The leaf blower thingy is best done outside...

jon spencer said...

I have 4 Shop Vac's, none of which were purchased new. A were garage, rummage, estate sale pick. ups.
One very large one and three smaller, all needed new filters.
One is in the garage, large one is in the basement, one by the back entry and one is at camp.
None were over $20, so if one fails, I will hit the used market again.

Mrs. S. said...

For my house I have used a big Rigid Vac with pre-filter bags and the hepa filter for cleaning the pellet stove. As with any shop type vac it is noisy. Hearing protection muffs are necessary.

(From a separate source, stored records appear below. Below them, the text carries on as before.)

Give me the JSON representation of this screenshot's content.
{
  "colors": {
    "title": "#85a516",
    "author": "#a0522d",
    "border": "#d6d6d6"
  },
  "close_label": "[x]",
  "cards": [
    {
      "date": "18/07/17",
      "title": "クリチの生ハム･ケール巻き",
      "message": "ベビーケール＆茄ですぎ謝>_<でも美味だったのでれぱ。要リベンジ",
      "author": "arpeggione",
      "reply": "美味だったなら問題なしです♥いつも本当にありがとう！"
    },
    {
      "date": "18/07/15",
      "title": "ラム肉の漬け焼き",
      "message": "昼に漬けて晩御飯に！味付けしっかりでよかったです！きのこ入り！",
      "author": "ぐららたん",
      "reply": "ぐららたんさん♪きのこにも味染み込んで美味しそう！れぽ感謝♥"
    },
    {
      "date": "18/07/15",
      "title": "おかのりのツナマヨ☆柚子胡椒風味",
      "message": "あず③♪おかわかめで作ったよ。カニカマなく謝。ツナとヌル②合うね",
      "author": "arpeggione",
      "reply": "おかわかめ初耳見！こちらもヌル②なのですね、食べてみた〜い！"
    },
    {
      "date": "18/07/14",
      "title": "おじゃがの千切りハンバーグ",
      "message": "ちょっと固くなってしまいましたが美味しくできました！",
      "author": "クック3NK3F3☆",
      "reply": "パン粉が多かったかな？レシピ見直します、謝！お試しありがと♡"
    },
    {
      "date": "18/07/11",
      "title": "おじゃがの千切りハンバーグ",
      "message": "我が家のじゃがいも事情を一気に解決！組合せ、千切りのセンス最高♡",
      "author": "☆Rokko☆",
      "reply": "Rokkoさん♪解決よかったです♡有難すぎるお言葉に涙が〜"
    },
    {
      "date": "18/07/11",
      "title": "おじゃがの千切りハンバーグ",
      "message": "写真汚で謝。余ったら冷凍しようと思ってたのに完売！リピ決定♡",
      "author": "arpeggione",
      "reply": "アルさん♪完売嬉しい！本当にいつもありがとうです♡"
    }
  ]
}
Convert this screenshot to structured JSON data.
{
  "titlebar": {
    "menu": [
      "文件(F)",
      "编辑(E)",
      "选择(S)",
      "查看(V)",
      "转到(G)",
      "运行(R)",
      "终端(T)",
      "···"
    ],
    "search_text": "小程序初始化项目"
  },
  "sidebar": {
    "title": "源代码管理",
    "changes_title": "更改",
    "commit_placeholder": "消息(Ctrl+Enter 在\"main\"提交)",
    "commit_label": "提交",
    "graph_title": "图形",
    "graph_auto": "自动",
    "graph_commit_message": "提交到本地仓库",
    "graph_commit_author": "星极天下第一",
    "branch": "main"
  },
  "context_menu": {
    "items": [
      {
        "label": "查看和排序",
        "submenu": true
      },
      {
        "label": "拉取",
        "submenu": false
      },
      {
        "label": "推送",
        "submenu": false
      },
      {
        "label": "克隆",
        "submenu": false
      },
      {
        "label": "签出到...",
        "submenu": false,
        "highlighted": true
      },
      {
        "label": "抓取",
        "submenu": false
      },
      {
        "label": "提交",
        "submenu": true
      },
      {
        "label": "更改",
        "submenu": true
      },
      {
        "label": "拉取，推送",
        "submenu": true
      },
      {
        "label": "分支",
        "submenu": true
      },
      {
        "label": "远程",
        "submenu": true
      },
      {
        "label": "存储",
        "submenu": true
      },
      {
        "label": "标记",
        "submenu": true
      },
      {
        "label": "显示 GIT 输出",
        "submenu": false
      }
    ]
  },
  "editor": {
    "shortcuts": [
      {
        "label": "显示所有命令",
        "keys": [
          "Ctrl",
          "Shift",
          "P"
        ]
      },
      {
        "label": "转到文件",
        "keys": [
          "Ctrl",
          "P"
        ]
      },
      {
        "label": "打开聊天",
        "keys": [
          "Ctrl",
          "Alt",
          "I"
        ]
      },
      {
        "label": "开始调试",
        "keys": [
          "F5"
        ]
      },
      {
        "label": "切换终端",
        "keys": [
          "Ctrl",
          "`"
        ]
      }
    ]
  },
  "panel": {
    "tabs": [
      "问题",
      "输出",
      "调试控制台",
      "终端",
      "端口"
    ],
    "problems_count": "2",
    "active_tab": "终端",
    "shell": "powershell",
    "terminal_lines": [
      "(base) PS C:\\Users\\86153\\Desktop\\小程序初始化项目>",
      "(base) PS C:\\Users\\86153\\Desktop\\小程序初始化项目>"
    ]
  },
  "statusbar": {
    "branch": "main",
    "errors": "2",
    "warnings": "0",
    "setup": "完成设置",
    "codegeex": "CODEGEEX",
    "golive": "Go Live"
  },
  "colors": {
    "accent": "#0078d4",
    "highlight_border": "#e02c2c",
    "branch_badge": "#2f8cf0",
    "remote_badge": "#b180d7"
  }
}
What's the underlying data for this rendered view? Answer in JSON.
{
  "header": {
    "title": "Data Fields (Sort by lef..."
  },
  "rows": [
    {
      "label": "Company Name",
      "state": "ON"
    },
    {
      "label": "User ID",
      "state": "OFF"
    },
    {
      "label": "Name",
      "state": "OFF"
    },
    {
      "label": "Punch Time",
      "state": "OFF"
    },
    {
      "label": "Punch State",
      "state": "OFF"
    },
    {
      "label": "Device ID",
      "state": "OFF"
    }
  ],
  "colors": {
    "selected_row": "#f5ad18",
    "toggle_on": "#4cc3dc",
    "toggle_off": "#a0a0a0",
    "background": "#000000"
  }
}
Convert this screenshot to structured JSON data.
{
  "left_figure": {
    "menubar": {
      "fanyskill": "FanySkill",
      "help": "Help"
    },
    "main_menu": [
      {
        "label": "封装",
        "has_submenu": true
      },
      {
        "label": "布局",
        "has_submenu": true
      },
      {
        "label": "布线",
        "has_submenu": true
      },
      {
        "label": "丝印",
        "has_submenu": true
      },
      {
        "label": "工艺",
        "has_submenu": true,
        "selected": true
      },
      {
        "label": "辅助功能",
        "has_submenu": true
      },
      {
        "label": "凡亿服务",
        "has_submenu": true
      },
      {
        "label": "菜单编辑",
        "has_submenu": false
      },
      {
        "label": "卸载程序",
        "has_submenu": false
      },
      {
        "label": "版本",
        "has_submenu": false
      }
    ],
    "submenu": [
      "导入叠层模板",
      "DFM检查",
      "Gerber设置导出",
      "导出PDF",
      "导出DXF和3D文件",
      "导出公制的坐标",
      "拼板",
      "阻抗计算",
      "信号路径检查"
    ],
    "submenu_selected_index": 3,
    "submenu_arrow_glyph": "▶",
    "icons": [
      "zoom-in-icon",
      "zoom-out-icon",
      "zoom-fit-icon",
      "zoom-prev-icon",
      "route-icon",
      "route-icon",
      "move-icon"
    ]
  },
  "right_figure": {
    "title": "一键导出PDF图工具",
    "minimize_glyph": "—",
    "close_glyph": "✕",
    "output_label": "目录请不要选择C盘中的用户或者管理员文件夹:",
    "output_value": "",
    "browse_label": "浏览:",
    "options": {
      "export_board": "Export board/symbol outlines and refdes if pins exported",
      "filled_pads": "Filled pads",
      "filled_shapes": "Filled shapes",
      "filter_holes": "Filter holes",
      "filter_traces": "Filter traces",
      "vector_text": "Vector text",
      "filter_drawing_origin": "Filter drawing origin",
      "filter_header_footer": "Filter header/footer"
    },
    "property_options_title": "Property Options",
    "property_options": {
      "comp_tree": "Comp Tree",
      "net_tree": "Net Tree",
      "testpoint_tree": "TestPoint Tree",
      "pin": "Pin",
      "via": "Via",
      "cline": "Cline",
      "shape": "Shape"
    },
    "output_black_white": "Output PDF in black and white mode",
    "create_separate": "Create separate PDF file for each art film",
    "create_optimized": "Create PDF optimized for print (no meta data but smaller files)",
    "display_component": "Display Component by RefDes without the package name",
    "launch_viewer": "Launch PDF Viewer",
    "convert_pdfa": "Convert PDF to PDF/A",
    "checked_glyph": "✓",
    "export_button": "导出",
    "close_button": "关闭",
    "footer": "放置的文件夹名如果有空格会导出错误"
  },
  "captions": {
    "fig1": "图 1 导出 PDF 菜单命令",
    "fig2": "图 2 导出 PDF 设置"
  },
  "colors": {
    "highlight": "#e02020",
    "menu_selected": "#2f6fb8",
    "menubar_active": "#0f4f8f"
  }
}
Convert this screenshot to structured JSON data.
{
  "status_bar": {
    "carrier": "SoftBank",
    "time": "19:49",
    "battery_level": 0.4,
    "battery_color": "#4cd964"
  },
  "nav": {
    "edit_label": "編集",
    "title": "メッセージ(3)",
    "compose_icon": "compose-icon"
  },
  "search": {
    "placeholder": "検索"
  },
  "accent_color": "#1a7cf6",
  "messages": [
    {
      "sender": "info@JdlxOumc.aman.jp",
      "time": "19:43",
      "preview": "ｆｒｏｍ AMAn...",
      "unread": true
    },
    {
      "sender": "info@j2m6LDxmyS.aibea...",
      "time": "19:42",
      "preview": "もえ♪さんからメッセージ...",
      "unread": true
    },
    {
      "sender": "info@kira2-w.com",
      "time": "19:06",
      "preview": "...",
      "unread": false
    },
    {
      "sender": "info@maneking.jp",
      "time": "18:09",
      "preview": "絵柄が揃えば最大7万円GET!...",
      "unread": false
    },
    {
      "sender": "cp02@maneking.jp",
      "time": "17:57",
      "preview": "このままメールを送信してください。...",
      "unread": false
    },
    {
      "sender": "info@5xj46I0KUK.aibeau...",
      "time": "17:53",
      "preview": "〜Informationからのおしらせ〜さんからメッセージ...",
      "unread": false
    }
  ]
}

Since the house is an old 2 story with narrow doorways (some as narrow as 22"), I have found the shop vac Hang Up Pro model to be very good for general cleaning. It fits where it needs to go and the hose is long enough to reach up and down stairwells. It is very powerful, but also very loud. Hearing protection is required. Thankfully, they have improved the model by making pre-filter bags. Unfortunately, so far they do not manufacture a hepa filter for this model. The hose end also fits over the exhaust port on my orbital sander, which reduces sanding messes considerably. I have also used the vet vac option to unclog shower and sink drains. It breaks up soap skum clogs and pulls back hair clogs enough that they can be reached with a short snake.